▶ [WHAT YOU WILL DO]
With nothing added or dropped, output every record below exactly.

Records excerpted from a collection:
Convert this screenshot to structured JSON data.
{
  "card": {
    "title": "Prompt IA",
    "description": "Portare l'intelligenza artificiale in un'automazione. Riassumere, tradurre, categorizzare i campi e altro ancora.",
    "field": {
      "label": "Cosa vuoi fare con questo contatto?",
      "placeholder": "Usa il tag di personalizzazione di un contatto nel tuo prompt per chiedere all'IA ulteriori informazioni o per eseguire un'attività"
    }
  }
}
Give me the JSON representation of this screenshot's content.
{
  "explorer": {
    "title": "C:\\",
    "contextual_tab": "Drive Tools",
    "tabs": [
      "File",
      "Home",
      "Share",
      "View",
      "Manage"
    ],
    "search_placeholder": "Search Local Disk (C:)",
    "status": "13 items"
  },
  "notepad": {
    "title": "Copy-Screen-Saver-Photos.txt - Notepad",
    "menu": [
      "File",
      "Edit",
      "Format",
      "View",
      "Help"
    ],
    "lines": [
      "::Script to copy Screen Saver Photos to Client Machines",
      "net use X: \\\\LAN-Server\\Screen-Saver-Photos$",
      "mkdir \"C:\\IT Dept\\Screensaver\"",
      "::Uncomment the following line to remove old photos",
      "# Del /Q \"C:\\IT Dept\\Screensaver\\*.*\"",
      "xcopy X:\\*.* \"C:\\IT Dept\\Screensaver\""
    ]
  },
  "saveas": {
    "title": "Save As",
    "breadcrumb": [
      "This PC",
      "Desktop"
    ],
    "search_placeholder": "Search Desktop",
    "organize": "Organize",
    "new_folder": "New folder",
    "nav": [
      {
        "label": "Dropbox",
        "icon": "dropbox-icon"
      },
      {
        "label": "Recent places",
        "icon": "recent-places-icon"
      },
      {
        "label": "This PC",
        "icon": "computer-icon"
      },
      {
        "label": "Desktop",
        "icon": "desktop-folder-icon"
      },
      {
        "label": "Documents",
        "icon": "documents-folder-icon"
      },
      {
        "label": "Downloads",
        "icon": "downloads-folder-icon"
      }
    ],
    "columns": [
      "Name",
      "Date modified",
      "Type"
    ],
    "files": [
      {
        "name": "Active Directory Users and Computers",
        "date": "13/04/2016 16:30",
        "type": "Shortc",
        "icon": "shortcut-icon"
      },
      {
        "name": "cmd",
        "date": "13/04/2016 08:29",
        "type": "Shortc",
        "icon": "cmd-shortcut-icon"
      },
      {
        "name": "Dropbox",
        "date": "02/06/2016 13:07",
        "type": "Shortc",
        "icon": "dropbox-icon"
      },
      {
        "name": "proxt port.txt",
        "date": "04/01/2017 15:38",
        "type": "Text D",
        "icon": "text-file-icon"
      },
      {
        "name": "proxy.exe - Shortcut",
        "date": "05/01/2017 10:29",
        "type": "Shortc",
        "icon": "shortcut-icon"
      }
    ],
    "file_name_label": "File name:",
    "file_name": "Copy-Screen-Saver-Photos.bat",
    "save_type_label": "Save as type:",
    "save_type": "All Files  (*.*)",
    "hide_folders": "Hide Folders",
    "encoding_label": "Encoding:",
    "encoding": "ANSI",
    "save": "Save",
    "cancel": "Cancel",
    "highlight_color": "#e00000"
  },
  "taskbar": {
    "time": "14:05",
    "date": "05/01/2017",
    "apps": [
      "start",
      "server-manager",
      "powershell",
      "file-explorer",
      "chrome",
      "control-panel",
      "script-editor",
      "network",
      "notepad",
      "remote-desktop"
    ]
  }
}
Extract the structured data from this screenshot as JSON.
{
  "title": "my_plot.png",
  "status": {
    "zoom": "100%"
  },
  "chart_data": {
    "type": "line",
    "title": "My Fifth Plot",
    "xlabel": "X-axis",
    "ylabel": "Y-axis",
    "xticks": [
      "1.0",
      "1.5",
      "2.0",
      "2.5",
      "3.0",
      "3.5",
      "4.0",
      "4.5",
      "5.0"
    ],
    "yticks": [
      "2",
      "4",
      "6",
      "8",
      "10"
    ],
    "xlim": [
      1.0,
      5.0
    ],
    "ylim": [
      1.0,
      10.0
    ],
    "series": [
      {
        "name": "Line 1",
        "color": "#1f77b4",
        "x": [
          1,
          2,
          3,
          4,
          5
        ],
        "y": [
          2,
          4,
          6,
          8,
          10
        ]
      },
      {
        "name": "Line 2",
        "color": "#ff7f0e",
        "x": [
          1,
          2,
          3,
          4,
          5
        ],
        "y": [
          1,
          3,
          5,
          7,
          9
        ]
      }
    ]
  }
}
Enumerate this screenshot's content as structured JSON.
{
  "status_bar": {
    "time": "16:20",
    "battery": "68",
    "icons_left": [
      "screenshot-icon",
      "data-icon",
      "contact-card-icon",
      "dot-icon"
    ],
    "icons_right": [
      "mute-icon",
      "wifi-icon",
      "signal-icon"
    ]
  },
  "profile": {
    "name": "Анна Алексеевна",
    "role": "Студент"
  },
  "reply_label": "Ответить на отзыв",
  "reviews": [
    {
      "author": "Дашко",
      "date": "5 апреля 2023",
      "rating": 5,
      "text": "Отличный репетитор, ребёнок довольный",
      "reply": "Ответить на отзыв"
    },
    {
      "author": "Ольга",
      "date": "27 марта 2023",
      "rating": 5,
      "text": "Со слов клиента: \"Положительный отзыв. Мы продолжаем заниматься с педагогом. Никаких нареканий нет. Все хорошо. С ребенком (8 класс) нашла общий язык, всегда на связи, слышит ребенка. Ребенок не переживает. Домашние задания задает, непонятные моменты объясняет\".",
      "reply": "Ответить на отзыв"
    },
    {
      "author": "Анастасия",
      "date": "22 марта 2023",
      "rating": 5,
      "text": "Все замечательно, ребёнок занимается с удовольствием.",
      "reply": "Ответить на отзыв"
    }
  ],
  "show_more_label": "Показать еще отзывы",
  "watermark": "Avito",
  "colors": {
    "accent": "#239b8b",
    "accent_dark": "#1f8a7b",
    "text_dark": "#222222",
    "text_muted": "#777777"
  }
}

▶ [FINAL ANSWER]
Convert this screenshot to structured JSON data.
{
  "card": {
    "title": "Prompt IA",
    "description": "Portare l'intelligenza artificiale in un'automazione. Riassumere, tradurre, categorizzare i campi e altro ancora.",
    "field": {
      "label": "Cosa vuoi fare con questo contatto?",
      "placeholder": "Usa il tag di personalizzazione di un contatto nel tuo prompt per chiedere all'IA ulteriori informazioni o per eseguire un'attività"
    }
  }
}
Give me the JSON representation of this screenshot's content.
{
  "explorer": {
    "title": "C:\\",
    "contextual_tab": "Drive Tools",
    "tabs": [
      "File",
      "Home",
      "Share",
      "View",
      "Manage"
    ],
    "search_placeholder": "Search Local Disk (C:)",
    "status": "13 items"
  },
  "notepad": {
    "title": "Copy-Screen-Saver-Photos.txt - Notepad",
    "menu": [
      "File",
      "Edit",
      "Format",
      "View",
      "Help"
    ],
    "lines": [
      "::Script to copy Screen Saver Photos to Client Machines",
      "net use X: \\\\LAN-Server\\Screen-Saver-Photos$",
      "mkdir \"C:\\IT Dept\\Screensaver\"",
      "::Uncomment the following line to remove old photos",
      "# Del /Q \"C:\\IT Dept\\Screensaver\\*.*\"",
      "xcopy X:\\*.* \"C:\\IT Dept\\Screensaver\""
    ]
  },
  "saveas": {
    "title": "Save As",
    "breadcrumb": [
      "This PC",
      "Desktop"
    ],
    "search_placeholder": "Search Desktop",
    "organize": "Organize",
    "new_folder": "New folder",
    "nav": [
      {
        "label": "Dropbox",
        "icon": "dropbox-icon"
      },
      {
        "label": "Recent places",
        "icon": "recent-places-icon"
      },
      {
        "label": "This PC",
        "icon": "computer-icon"
      },
      {
        "label": "Desktop",
        "icon": "desktop-folder-icon"
      },
      {
        "label": "Documents",
        "icon": "documents-folder-icon"
      },
      {
        "label": "Downloads",
        "icon": "downloads-folder-icon"
      }
    ],
    "columns": [
      "Name",
      "Date modified",
      "Type"
    ],
    "files": [
      {
        "name": "Active Directory Users and Computers",
        "date": "13/04/2016 16:30",
        "type": "Shortc",
        "icon": "shortcut-icon"
      },
      {
        "name": "cmd",
        "date": "13/04/2016 08:29",
        "type": "Shortc",
        "icon": "cmd-shortcut-icon"
      },
      {
        "name": "Dropbox",
        "date": "02/06/2016 13:07",
        "type": "Shortc",
        "icon": "dropbox-icon"
      },
      {
        "name": "proxt port.txt",
        "date": "04/01/2017 15:38",
        "type": "Text D",
        "icon": "text-file-icon"
      },
      {
        "name": "proxy.exe - Shortcut",
        "date": "05/01/2017 10:29",
        "type": "Shortc",
        "icon": "shortcut-icon"
      }
    ],
    "file_name_label": "File name:",
    "file_name": "Copy-Screen-Saver-Photos.bat",
    "save_type_label": "Save as type:",
    "save_type": "All Files  (*.*)",
    "hide_folders": "Hide Folders",
    "encoding_label": "Encoding:",
    "encoding": "ANSI",
    "save": "Save",
    "cancel": "Cancel",
    "highlight_color": "#e00000"
  },
  "taskbar": {
    "time": "14:05",
    "date": "05/01/2017",
    "apps": [
      "start",
      "server-manager",
      "powershell",
      "file-explorer",
      "chrome",
      "control-panel",
      "script-editor",
      "network",
      "notepad",
      "remote-desktop"
    ]
  }
}
Extract the structured data from this screenshot as JSON.
{
  "title": "my_plot.png",
  "status": {
    "zoom": "100%"
  },
  "chart_data": {
    "type": "line",
    "title": "My Fifth Plot",
    "xlabel": "X-axis",
    "ylabel": "Y-axis",
    "xticks": [
      "1.0",
      "1.5",
      "2.0",
      "2.5",
      "3.0",
      "3.5",
      "4.0",
      "4.5",
      "5.0"
    ],
    "yticks": [
      "2",
      "4",
      "6",
      "8",
      "10"
    ],
    "xlim": [
      1.0,
      5.0
    ],
    "ylim": [
      1.0,
      10.0
    ],
    "series": [
      {
        "name": "Line 1",
        "color": "#1f77b4",
        "x": [
          1,
          2,
          3,
          4,
          5
        ],
        "y": [
          2,
          4,
          6,
          8,
          10
        ]
      },
      {
        "name": "Line 2",
        "color": "#ff7f0e",
        "x": [
          1,
          2,
          3,
          4,
          5
        ],
        "y": [
          1,
          3,
          5,
          7,
          9
        ]
      }
    ]
  }
}
Enumerate this screenshot's content as structured JSON.
{
  "status_bar": {
    "time": "16:20",
    "battery": "68",
    "icons_left": [
      "screenshot-icon",
      "data-icon",
      "contact-card-icon",
      "dot-icon"
    ],
    "icons_right": [
      "mute-icon",
      "wifi-icon",
      "signal-icon"
    ]
  },
  "profile": {
    "name": "Анна Алексеевна",
    "role": "Студент"
  },
  "reply_label": "Ответить на отзыв",
  "reviews": [
    {
      "author": "Дашко",
      "date": "5 апреля 2023",
      "rating": 5,
      "text": "Отличный репетитор, ребёнок довольный",
      "reply": "Ответить на отзыв"
    },
    {
      "author": "Ольга",
      "date": "27 марта 2023",
      "rating": 5,
      "text": "Со слов клиента: \"Положительный отзыв. Мы продолжаем заниматься с педагогом. Никаких нареканий нет. Все хорошо. С ребенком (8 класс) нашла общий язык, всегда на связи, слышит ребенка. Ребенок не переживает. Домашние задания задает, непонятные моменты объясняет\".",
      "reply": "Ответить на отзыв"
    },
    {
      "author": "Анастасия",
      "date": "22 марта 2023",
      "rating": 5,
      "text": "Все замечательно, ребёнок занимается с удовольствием.",
      "reply": "Ответить на отзыв"
    }
  ],
  "show_more_label": "Показать еще отзывы",
  "watermark": "Avito",
  "colors": {
    "accent": "#239b8b",
    "accent_dark": "#1f8a7b",
    "text_dark": "#222222",
    "text_muted": "#777777"
  }
}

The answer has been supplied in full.